Write every record below out exactly; no images.
- - - - -
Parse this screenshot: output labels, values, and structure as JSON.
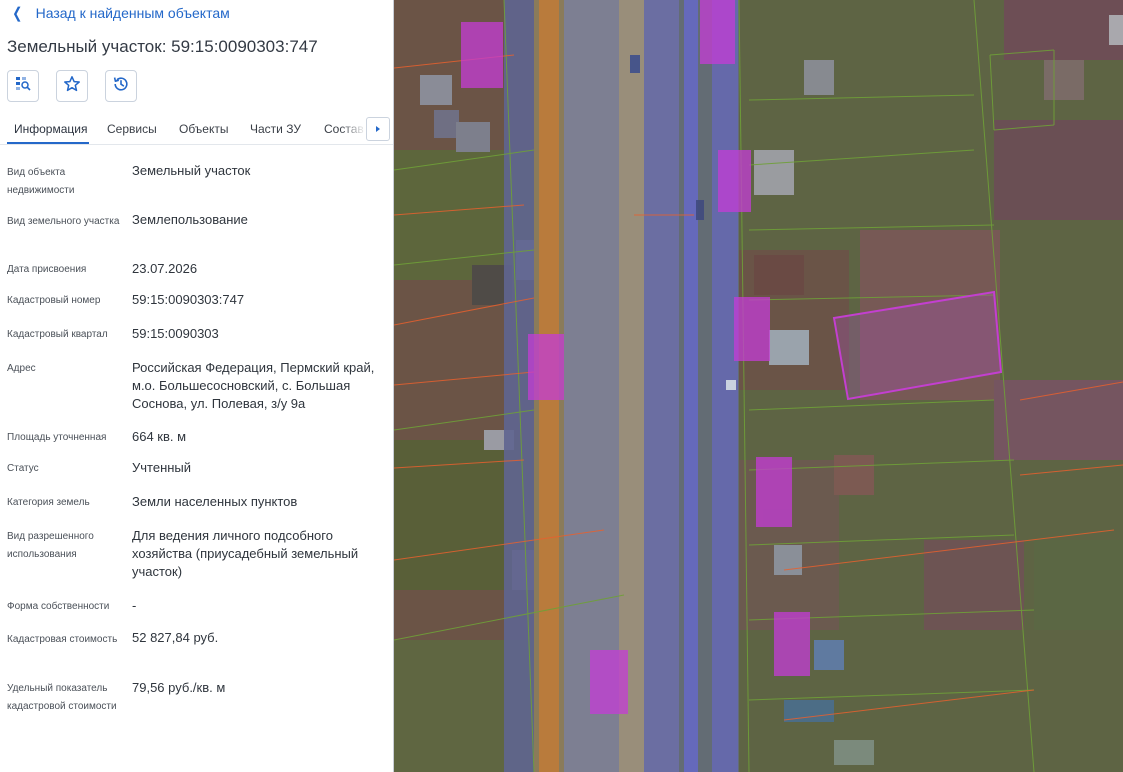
{
  "panel": {
    "back_label": "Назад к найденным объектам",
    "title": "Земельный участок: 59:15:0090303:747",
    "actions": [
      {
        "icon": "locate-on-map-icon"
      },
      {
        "icon": "star-icon"
      },
      {
        "icon": "history-icon"
      }
    ],
    "tabs": [
      "Информация",
      "Сервисы",
      "Объекты",
      "Части ЗУ",
      "Состав"
    ],
    "active_tab": "Информация",
    "fields": [
      {
        "label": "Вид объекта недвижимости",
        "value": "Земельный участок"
      },
      {
        "label": "Вид земельного участка",
        "value": "Землепользование"
      },
      {
        "label": "Дата присвоения",
        "value": "23.07.2026"
      },
      {
        "label": "Кадастровый номер",
        "value": "59:15:0090303:747"
      },
      {
        "label": "Кадастровый квартал",
        "value": "59:15:0090303"
      },
      {
        "label": "Адрес",
        "value": "Российская Федерация, Пермский край, м.о. Большесосновский, с. Большая Соснова, ул. Полевая, з/у 9а"
      },
      {
        "label": "Площадь уточненная",
        "value": "664 кв. м"
      },
      {
        "label": "Статус",
        "value": "Учтенный"
      },
      {
        "label": "Категория земель",
        "value": "Земли населенных пунктов"
      },
      {
        "label": "Вид разрешенного использования",
        "value": "Для ведения личного подсобного хозяйства (приусадебный земельный участок)"
      },
      {
        "label": "Форма собственности",
        "value": "-"
      },
      {
        "label": "Кадастровая стоимость",
        "value": "52 827,84 руб."
      },
      {
        "label": "Удельный показатель кадастровой стоимости",
        "value": "79,56 руб./кв. м"
      }
    ]
  },
  "colors": {
    "accent": "#2468c9",
    "selected_parcel": "#c33fd0",
    "building_overlay": "#c43cd6",
    "road_overlay": "#5b5fe0",
    "zone_line": "#e8602e"
  }
}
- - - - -
*Answer box*
Parse this screenshot: output labels, values, and structure as JSON.
{
  "panel": {
    "back_label": "Назад к найденным объектам",
    "title": "Земельный участок: 59:15:0090303:747",
    "actions": [
      {
        "icon": "locate-on-map-icon"
      },
      {
        "icon": "star-icon"
      },
      {
        "icon": "history-icon"
      }
    ],
    "tabs": [
      "Информация",
      "Сервисы",
      "Объекты",
      "Части ЗУ",
      "Состав"
    ],
    "active_tab": "Информация",
    "fields": [
      {
        "label": "Вид объекта недвижимости",
        "value": "Земельный участок"
      },
      {
        "label": "Вид земельного участка",
        "value": "Землепользование"
      },
      {
        "label": "Дата присвоения",
        "value": "23.07.2026"
      },
      {
        "label": "Кадастровый номер",
        "value": "59:15:0090303:747"
      },
      {
        "label": "Кадастровый квартал",
        "value": "59:15:0090303"
      },
      {
        "label": "Адрес",
        "value": "Российская Федерация, Пермский край, м.о. Большесосновский, с. Большая Соснова, ул. Полевая, з/у 9а"
      },
      {
        "label": "Площадь уточненная",
        "value": "664 кв. м"
      },
      {
        "label": "Статус",
        "value": "Учтенный"
      },
      {
        "label": "Категория земель",
        "value": "Земли населенных пунктов"
      },
      {
        "label": "Вид разрешенного использования",
        "value": "Для ведения личного подсобного хозяйства (приусадебный земельный участок)"
      },
      {
        "label": "Форма собственности",
        "value": "-"
      },
      {
        "label": "Кадастровая стоимость",
        "value": "52 827,84 руб."
      },
      {
        "label": "Удельный показатель кадастровой стоимости",
        "value": "79,56 руб./кв. м"
      }
    ]
  },
  "colors": {
    "accent": "#2468c9",
    "selected_parcel": "#c33fd0",
    "building_overlay": "#c43cd6",
    "road_overlay": "#5b5fe0",
    "zone_line": "#e8602e"
  }
}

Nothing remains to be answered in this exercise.